In FINRA’s Notice to Members 20-31, members are asked to consider incorporating into their Consolidated Audit Trail (CAT) supervisory system “Daily review of the CAT Reporter Portal to: identify late trades.” While the FINRA CAT portal provides a count of events which were “Accepted Late,” it does not identify what constitutes an Accepted Late trade.
This can be concerning, considering that the average regional broker-dealer may submit 15,000 CAT events per day, and four of those events are reported by FINRA as Accepted Late. The broker-dealer must then sift through their reported events to identify the Accepted Late trades that represent only .0267% of their volume.
What causes a trade to be Accepted Late? A vast majority of the time it is a direct result of human error. An entered trade may have had an accepted time entered with the wrong month or date preceding the electronically entered time of the order. In some cases, standard time was used during entry when the time reported to CAT should be military time. We have also seen timing create late trades where events straddle the cutoff time for a CAT reporting day of 16:15:00.000000.
Repairing these events isn’t as straight forward as it may seem. The firm ROEID is generated off the Order Accepted timestamp. If that date precedes the event timestamp, the user cannot simply change the date or time without also adjusting the firm ROEID. Keep in mind, this is because this is the unique identifier of the event within a CAT reporting day.

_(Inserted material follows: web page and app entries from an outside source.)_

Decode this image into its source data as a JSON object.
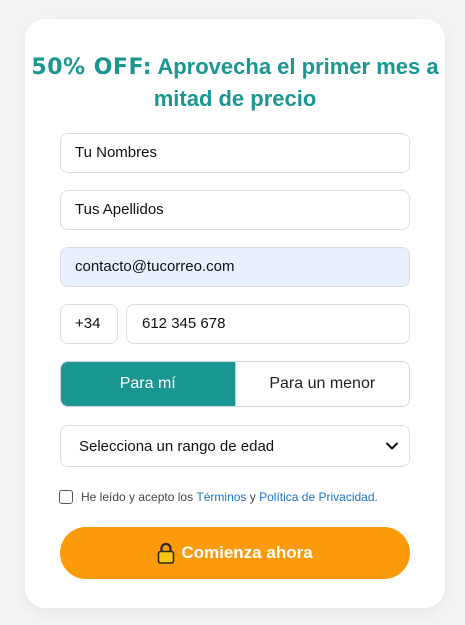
{
  "headline": {
    "promo": "50% OFF:",
    "text": " Aprovecha el primer mes a mitad de precio"
  },
  "form": {
    "first_name": "Tu Nombres",
    "last_name": "Tus Apellidos",
    "email": "contacto@tucorreo.com",
    "phone_prefix": "+34",
    "phone": "612 345 678",
    "toggle": {
      "option_self": "Para mí",
      "option_minor": "Para un menor",
      "selected": "Para mí"
    },
    "age_select": {
      "selected_label": "Selecciona un rango de edad"
    },
    "consent": {
      "prefix": "He leído y acepto los",
      "terms_link": "Términos",
      "conjunction": "y",
      "privacy_link": "Política de Privacidad",
      "suffix": ".",
      "checked": false
    },
    "submit": {
      "label": "Comienza ahora",
      "icon": "lock-icon"
    }
  },
  "colors": {
    "accent": "#1a9693",
    "cta": "#fb9a0a",
    "link": "#1a73c8",
    "autofill": "#e8f0fe"
  }
}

If you are late, it is best practice to Identify, Review, Repair and Evidence these events to ensure your CAT reporting is accurate. Keep in mind, Accepted Late trades are considered in the firm’s error rate.
Oyster has identified several optional repairs:

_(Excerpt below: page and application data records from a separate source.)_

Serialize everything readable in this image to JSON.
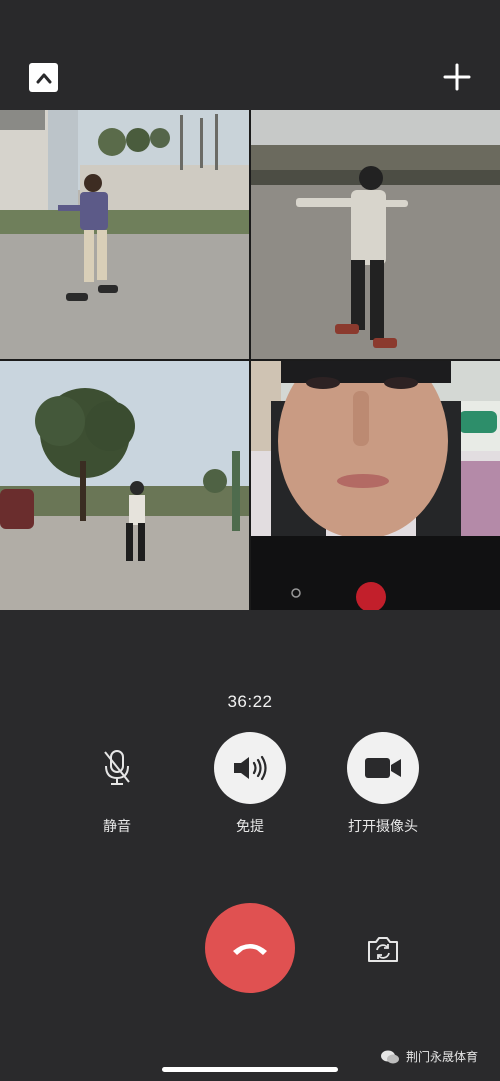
{
  "top_bar": {
    "collapse_icon": "chevron-up-icon",
    "add_icon": "plus-icon"
  },
  "participants": [
    {
      "id": "boy-plaid-sweater"
    },
    {
      "id": "girl-white-jacket"
    },
    {
      "id": "child-under-tree"
    },
    {
      "id": "self-view-woman"
    }
  ],
  "call": {
    "timer": "36:22",
    "mute_label": "静音",
    "speaker_label": "免提",
    "camera_label": "打开摄像头"
  },
  "icons": {
    "mute": "microphone-off-icon",
    "speaker": "speaker-icon",
    "camera": "video-camera-icon",
    "hangup": "hang-up-icon",
    "switch_camera": "switch-camera-icon"
  },
  "watermark": {
    "text": "荆门永晟体育"
  },
  "colors": {
    "background": "#2a2a2c",
    "hangup": "#e05151",
    "button": "#f1f1f1"
  }
}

- Delete the original event and resubmit a new event reflecting the accurate information
- Change the month or date on the existing event which will result in an error, then the firm can use the provided error event ID from FINRA to make the necessary repairs to the event.
- Take no action but evidence review. In some cases, an accepted late trade could be accurate reporting. An example of this would be a FDID change outside of the normal T+3 compliance window.
Oyster Consulting has worked with clients to systematically identify these events through a series of filters applied to their daily CAT reporting, using the Oyster Solutions CAT Application. This allows our clients to comply with the recommendation in the Notice. In addition, the application allows our clients to make repairs to these events, ensuring the accuracy of the submitted information. All of this can be documented within the Oyster Solutions CAT Application and used in a future audit of a firm’s CAT reporting.